[[ Source material, beginning ]]

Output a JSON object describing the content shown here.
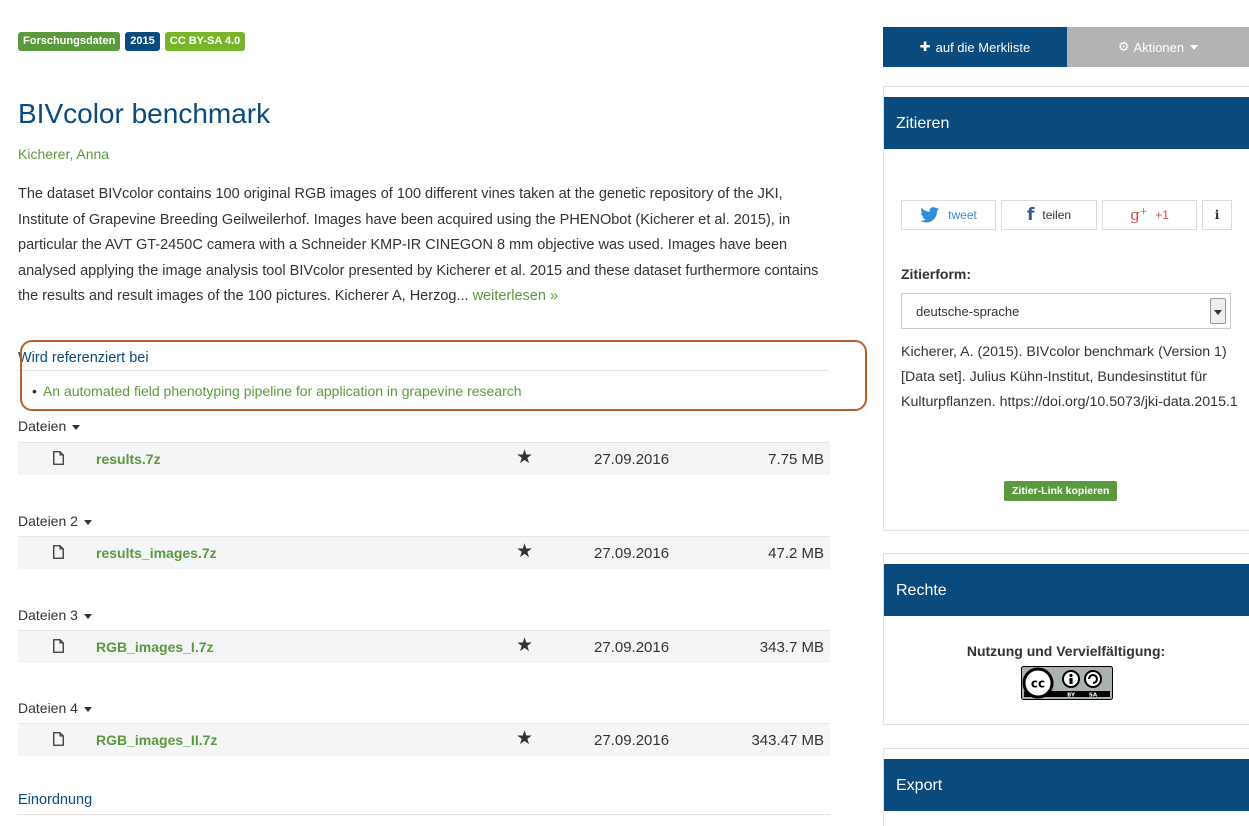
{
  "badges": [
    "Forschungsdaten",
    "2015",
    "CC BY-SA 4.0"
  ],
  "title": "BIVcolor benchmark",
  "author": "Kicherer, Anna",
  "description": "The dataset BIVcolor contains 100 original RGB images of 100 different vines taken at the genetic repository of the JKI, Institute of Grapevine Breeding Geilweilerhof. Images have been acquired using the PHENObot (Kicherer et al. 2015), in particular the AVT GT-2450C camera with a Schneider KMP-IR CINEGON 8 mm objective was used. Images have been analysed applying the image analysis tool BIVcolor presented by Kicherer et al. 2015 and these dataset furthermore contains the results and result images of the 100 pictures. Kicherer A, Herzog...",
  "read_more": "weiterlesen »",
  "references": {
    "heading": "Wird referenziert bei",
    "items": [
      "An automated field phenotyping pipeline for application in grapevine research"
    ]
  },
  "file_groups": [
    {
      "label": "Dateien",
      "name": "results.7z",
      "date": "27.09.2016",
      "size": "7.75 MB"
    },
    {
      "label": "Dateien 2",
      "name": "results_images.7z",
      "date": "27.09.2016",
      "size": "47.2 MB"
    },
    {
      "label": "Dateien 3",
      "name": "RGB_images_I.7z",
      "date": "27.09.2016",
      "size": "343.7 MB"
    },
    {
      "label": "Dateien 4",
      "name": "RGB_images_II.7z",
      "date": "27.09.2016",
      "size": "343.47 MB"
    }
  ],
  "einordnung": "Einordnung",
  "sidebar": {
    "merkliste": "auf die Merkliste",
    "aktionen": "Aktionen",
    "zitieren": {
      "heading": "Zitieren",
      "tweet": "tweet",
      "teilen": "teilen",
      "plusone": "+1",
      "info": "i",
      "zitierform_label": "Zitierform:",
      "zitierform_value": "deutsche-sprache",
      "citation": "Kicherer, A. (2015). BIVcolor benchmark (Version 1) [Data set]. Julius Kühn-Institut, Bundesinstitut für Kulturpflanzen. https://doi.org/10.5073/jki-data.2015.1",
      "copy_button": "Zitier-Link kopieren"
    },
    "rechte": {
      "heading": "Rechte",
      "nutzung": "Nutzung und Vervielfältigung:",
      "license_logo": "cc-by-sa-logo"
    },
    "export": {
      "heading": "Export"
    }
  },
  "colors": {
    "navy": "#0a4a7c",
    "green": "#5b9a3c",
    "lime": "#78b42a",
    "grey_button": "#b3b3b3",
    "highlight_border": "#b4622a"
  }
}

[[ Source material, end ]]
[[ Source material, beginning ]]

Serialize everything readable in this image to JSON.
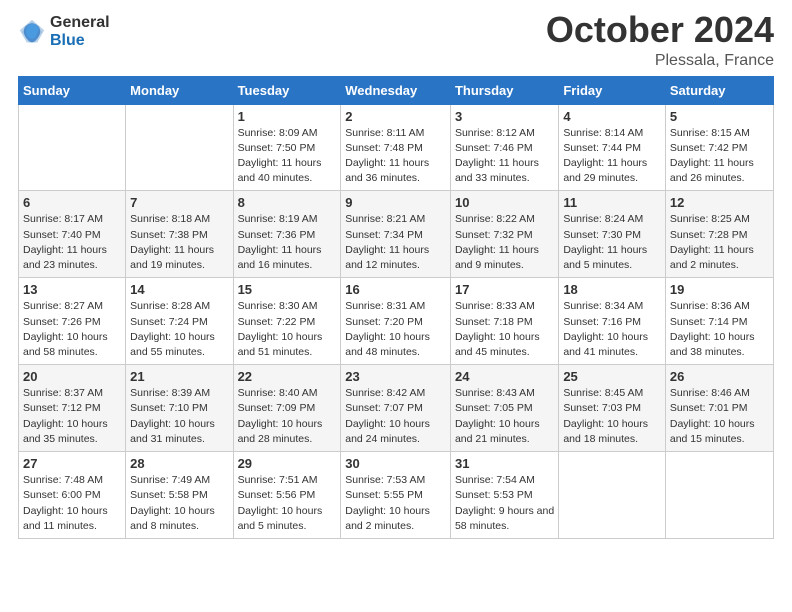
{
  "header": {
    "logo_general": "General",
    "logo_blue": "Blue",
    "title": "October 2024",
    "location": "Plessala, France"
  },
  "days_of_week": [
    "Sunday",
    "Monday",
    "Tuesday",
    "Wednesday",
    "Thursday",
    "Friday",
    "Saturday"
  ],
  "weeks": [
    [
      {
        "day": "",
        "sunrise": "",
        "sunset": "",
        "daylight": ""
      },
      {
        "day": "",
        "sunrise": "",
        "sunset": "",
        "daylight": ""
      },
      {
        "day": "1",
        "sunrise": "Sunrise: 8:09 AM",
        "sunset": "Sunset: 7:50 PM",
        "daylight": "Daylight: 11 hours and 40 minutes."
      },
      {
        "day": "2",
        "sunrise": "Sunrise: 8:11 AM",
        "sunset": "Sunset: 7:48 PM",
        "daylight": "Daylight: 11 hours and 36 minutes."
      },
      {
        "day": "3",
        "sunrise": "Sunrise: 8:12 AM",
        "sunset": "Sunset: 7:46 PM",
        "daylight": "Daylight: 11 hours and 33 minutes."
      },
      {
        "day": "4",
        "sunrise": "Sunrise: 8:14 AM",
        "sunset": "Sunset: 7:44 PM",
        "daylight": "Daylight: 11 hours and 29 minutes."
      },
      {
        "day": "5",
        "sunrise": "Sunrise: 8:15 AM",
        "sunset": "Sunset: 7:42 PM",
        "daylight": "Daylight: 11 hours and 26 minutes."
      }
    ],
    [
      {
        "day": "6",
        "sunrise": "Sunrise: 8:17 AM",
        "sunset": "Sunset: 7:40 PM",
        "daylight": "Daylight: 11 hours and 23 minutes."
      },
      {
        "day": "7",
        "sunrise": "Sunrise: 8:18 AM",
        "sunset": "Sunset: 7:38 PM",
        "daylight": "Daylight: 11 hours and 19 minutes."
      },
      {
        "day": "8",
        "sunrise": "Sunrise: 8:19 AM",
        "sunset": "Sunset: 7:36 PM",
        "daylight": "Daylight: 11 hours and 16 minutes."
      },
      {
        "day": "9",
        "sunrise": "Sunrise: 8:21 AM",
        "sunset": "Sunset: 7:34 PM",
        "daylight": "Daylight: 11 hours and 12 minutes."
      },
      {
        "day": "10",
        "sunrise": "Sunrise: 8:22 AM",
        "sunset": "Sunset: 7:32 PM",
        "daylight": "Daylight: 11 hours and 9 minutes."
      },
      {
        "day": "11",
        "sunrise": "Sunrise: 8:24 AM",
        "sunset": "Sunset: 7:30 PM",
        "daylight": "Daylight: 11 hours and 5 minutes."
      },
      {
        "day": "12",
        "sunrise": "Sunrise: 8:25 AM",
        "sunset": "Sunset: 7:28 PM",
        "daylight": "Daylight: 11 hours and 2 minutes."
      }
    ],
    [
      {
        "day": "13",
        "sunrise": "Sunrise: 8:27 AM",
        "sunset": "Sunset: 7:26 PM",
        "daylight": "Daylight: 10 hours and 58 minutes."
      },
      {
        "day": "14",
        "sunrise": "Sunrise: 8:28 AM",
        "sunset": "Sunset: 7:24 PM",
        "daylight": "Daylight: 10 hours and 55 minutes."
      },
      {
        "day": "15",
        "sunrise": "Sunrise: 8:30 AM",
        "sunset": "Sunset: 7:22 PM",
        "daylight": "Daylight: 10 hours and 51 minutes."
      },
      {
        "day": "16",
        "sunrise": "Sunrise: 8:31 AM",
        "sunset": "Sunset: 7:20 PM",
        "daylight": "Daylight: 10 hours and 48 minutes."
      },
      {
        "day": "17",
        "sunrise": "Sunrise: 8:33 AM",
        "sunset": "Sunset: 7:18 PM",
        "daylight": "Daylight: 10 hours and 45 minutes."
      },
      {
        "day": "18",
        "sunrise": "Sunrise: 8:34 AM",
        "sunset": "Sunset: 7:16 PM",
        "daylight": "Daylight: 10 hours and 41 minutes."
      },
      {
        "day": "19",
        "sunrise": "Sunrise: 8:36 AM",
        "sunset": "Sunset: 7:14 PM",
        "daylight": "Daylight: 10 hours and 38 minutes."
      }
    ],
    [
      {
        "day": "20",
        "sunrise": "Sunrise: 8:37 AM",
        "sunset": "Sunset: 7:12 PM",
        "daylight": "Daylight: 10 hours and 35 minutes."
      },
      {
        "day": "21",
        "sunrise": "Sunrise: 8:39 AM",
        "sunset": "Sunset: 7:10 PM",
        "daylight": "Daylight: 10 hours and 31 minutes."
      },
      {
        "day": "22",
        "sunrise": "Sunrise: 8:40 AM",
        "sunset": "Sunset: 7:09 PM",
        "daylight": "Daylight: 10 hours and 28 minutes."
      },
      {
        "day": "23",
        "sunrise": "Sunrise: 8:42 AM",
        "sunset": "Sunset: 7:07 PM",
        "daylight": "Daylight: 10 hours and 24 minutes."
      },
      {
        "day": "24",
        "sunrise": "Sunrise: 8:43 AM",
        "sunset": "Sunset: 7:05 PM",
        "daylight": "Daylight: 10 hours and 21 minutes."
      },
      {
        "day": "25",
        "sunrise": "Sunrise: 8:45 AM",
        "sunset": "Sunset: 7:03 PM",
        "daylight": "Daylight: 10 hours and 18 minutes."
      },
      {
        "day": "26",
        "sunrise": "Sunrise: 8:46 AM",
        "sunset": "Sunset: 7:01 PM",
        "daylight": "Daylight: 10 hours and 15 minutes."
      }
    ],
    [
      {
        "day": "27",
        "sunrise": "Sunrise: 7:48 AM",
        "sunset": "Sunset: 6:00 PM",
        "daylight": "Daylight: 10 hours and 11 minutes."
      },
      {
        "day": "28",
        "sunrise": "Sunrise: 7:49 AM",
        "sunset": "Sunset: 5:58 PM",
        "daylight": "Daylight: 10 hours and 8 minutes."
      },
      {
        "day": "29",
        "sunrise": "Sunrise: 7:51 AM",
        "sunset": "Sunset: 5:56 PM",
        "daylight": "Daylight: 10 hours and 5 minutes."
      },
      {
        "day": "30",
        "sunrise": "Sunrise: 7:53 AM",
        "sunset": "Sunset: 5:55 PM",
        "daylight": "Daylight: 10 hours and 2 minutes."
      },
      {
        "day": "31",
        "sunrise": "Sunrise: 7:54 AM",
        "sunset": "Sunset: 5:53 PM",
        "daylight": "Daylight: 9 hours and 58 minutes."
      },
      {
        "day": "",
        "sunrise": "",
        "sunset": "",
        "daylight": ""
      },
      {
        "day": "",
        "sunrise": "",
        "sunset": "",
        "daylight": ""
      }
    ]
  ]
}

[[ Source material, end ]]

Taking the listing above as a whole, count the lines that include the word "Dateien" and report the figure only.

4